On top of the big projects, there were dozens of weekends and evenings spent painting furniture, framing artwork, hanging curtains and performing the many other tiny tasks that culminate in having a happy house that feels like home. I didn’t get to a lot of the big projects, but I’m learning to cope with our revised timeline. As my older and wiser home-owning cohorts have told me, the list of home improvement projects never goes away, it just changes over time, and that’s part of the fun. So on our one year anniversary, I’m opting not to lament the projects we have not yet gotten to and instead will celebrate what we have accomplished. Plus, we still need things to keep us busy as we head in to year two.

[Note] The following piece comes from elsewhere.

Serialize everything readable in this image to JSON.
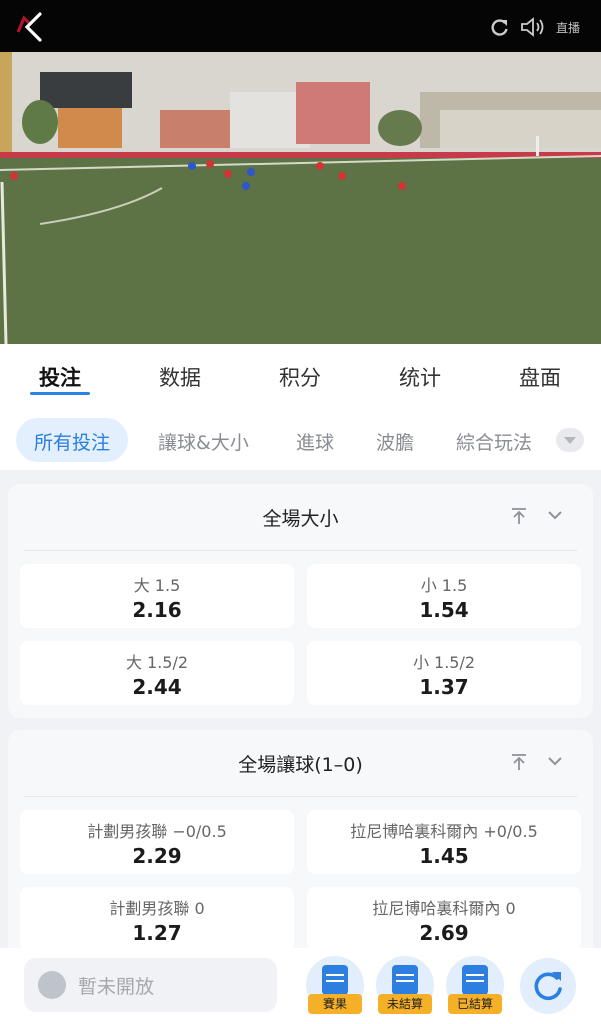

I’ve heard the first step in overcoming an addiction is to admit you have a problem. I have issues with impulse buying throw pillows. (Before you judge me too hard, I will let it be known these are often Ross, TJ Max and Marshall’s pillows we are talking about. I’m not shelling out my entire pay check for the Anthropologie variety. Though, perhaps if I was, that would help me kick the habit.)
This is not a joke. I’m hanging at Target or World Market or Ikea, I see a cute throw pillow, I have to have it. It doesn’t matter if I have only $12 in the bank or if the potential pillow even remotely matches anything in the house. I sees it. I wants it. I buys it. Can you really blame me? Look at how cool bouquets of throw pillows look.
Maybe if I was actually using the throw pillows on surfaces throughout the house this wouldn’t be an issue. Don’t get me wrong, I do have a very healthy amount positioned on the bed, on a bench, on a chair and on the couch, but I also have my secret shame closet of throw pillows I keep around just in case I want to do a seasonal switch-up. We’re talking a pretty big closet, too. It drives Heath bonkers. Of course, he’s the sweetest husband alive, so he never begrudges me my pillow purchase, but I know it’s one of my weird habits that has him a little puzzled…like how I feel about him devouring spoonfuls of peanut butter right before bed. It’s my weird thing that I can’t really shake or explain.
Internet, I have a pillow problem. I am working to change it. As I struggle through this addiction and work toward recovery, please be so kind as to hide any throw pillows that may be in proximity and refrain from speaking about them too much in my presence.
Thank goodness Heath promised for better or for worse.
I’m quickly learning that while I love to look at pretty things and can recognize something pretty when I see it, I am not so great at coming up with something pretty myself. Case in point, beautifying my dresser.
Until recently, my dresser sat in front of a window, practically negating any need for some sort of artful display of eclectic whatchamacallits on its surface. But in preparing for Bro’s arrival, we did some room switching and I was left with a simple dresser against a bare wall. I knew I
wanted needed to do something to give it some gusto, but figuring out WHAT should go there was more difficult than I anticipated. Giant artwork was out of the question (I don’t own any) as was a television (we only have one and it’s in the living room). What I did have on hand though, was lots of mismatched junk. So I figured I could probably find some way to make several random pieces look good together. I mean, if Pinterest can do it…
I started fooling around with some of my favorite little pieces, but that’s when I figured out that, while some of the items in my inspiration images look like they were casually placed there, it actually takes a lot of thought to make several elements with varying characteristics work together cohesively. For example, when I tried to pair a framed map with a a jewelry stand, it looked more like a bag lady’s campsite than quirky but beautiful dressing table. I played around for a good 45 minutes before I finally threw in the towel and googled “How to dress a dresser.”
I felt like a chump.
Fortunately I am not the only person who has had this weird “problem,” and I found a great step-by-step guide to creating an area that is fashionable and functional.
And with that little maneuver, I came just a little bit closer to having a grownup house. Move over, Martha.